Sometime earlier this year, I quietly locked my main Twitter account, the one I've had since 2009 and always kept public, and nobody noticed. It's not like anyone's missing much: I post very rarely these days, usually to retweet cool things that Soft Chaos has been up to. Social media in general feels like so much more work than it did when I was younger, and has become so much less usable and way more hostile, to the point that the thought of having to keep up with any of it makes me so tired. And no, it's not just because of a particular billionaire buying out and mismanaging a particular platform; for me, it's been much deeper and much more gradual than that. Migrate to Mastodon? Didn't we already do that like 6 years ago? Sure, alternatives to corporate social media sound cool at first, but eventually, they all end up feeling like just another website to check and keep track of until I can't justify bothering anymore.
I remember when I used to enjoy posting my thoughts and feelings online, especially on Twitter, where the then-140 character limit felt like a fun challenge in constrained writing. It felt good when people seemed to like what I had to say, and found me funny and relatable. Sometimes, I even made real friends. But after a while, I don't know when exactly, I started to feel like the persona I'd been encouraged to develop online wasn't who I really wanted to be as a human being. I felt incentivized to be publicly angry at everything, and while there is for sure a lot going on in the world that is important to get angry about, writing sarcastic tweets did little other than make me more irritable.
There was also the growing, looming fear of going viral and becoming too popular. At first, I thought virality would be good for me and my "personal brand" (ugh) and would get more people to play my games. But then, I witnessed friends and online acquaintances getting their lives ruined by mass harassment campaigns, which quickly convinced me that "there's no such thing as bad publicity" was a lie. And in the wake of one such harassment campaign, I did in fact compose a tweet that went viral, and it wasn't even all that good. It didn't make more people pay attention to any of the work I was actually proud of, or improve my material conditions in any meaningful way. All it did was flood my mentions with complete strangers who wanted to tell me why I was wrong and stupid, and while it was only a tiny fraction of what I saw others experience, it was unpleasant enough that I didn't want to go through anything like that ever again.
That happened years ago, and my relationship with social media has steadily declined ever since.
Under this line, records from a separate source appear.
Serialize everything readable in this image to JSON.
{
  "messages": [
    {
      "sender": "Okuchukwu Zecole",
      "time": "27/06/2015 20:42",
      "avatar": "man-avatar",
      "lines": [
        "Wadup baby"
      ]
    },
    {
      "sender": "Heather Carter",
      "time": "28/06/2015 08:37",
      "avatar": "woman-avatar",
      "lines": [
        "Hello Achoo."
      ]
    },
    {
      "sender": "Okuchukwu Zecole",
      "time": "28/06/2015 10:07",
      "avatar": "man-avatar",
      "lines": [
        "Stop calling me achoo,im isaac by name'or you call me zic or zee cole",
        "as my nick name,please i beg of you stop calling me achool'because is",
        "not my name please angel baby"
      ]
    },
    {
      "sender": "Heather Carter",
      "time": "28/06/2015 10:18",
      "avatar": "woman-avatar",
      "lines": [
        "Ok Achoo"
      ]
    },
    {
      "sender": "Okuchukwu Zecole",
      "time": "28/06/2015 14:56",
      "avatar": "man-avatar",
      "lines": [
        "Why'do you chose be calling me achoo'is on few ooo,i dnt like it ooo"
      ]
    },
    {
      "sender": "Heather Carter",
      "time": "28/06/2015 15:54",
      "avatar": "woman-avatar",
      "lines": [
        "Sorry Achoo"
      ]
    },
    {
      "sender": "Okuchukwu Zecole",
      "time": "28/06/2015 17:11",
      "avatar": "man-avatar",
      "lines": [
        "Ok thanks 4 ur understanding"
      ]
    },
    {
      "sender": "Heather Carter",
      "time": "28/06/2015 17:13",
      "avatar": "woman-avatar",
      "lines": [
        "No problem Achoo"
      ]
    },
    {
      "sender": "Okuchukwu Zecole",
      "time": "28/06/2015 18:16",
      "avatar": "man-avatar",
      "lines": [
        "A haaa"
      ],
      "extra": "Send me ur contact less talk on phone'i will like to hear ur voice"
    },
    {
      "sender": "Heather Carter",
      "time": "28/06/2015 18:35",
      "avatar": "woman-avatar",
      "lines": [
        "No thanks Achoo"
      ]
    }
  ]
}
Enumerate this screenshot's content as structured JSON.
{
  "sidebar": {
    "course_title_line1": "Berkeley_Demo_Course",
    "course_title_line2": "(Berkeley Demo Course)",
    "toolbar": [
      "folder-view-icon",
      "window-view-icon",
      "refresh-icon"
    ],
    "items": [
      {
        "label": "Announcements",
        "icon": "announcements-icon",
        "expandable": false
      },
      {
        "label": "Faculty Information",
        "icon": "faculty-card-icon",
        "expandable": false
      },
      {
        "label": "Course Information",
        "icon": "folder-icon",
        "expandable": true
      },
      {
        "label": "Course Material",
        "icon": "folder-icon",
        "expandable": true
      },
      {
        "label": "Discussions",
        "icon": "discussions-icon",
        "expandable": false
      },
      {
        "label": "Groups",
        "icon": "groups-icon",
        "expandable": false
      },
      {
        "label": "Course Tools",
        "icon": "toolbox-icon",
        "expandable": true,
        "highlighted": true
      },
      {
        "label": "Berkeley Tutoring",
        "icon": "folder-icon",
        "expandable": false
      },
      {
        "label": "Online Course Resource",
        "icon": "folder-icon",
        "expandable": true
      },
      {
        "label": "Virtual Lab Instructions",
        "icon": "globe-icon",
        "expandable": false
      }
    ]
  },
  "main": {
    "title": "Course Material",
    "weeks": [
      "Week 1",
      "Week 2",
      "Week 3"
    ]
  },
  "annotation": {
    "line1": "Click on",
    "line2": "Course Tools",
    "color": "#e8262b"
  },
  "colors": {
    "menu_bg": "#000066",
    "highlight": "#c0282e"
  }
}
Twitter went from being fun to being a professional obligation, until it became apparent that it wasn't even beneficial for that either anymore. Other platforms started turning into Snapchats and TikToks, their user experiences becoming so fast and so confusing to me that I couldn't keep up and started complaining about being too old for the internet. In the end, I just gradually stopped posting as frequently, and stopped reading as much, too. It just wasn't making me happy, and now more than ever, I want to spend more of my life focusing on things that do.
I recently finished reading the book "How to Do Nothing: Resisting the Attention Economy" by Jenny Odell, and it spoke to my exhausted, burnt out soul. There's a lot that goes into discussing what I find so troubling about social media and why (spoiler alert: it's late-stage capitalism!) but also a lot of inspiration for where and how we can direct our attention instead. I was particularly moved by the story of Old Survivor, the last remaining old growth redwood tree in Oakland, which still stands after many centuries because it was "useless": too small and weirdly-shaped to be cut down and used as lumber along with its taller, straighter neighbours.
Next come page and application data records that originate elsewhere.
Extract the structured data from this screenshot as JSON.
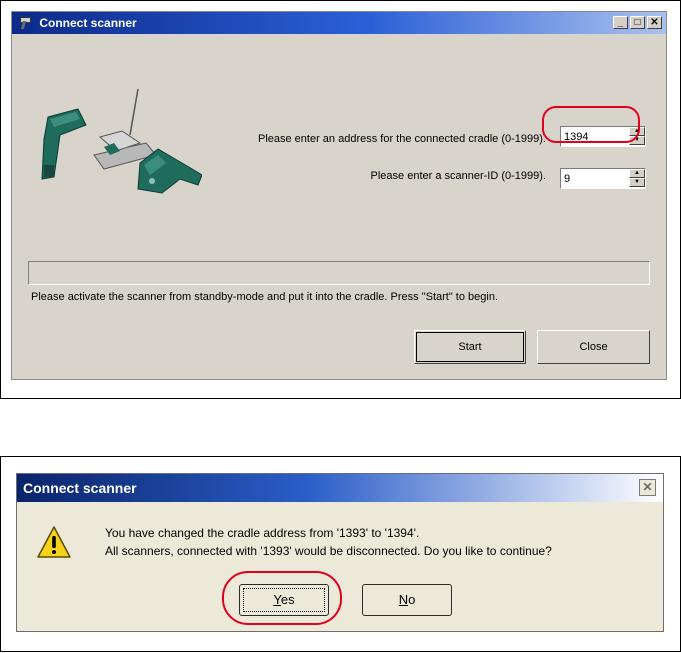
{
  "window1": {
    "title": "Connect scanner",
    "controls": {
      "minimize": "_",
      "maximize": "□",
      "close": "✕"
    },
    "address_label": "Please enter an address for the connected cradle  (0-1999).",
    "address_value": "1394",
    "scanner_id_label": "Please enter a  scanner-ID (0-1999).",
    "scanner_id_value": "9",
    "status_text": "Please activate the scanner from standby-mode and put it into the cradle. Press \"Start\" to begin.",
    "start_label": "Start",
    "close_label": "Close",
    "highlight_color": "#e3001b"
  },
  "dialog2": {
    "title": "Connect scanner",
    "close_glyph": "✕",
    "message_line1": "You have changed the cradle address from '1393' to '1394'.",
    "message_line2": "All scanners, connected with '1393' would be disconnected. Do you like to continue?",
    "yes_label_mnemonic": "Y",
    "yes_label_rest": "es",
    "no_label_mnemonic": "N",
    "no_label_rest": "o",
    "icon": "warning-icon"
  }
}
I admit I've been feeling somewhat useless myself, lately. I often get the sense that my career as a game designer peaked sometime between 2014 and 2015, and it's been a downhill slide into obscurity ever since. I don't see this as necessarily a bad thing, though, so much as a sign that the more I have learned about what it takes to be "successful" as a creative person in a capitalist context, the less I want anything to do with it. Maybe being less of a public figure, and resisting the need to be on social media all the time, is actually helping me survive, too.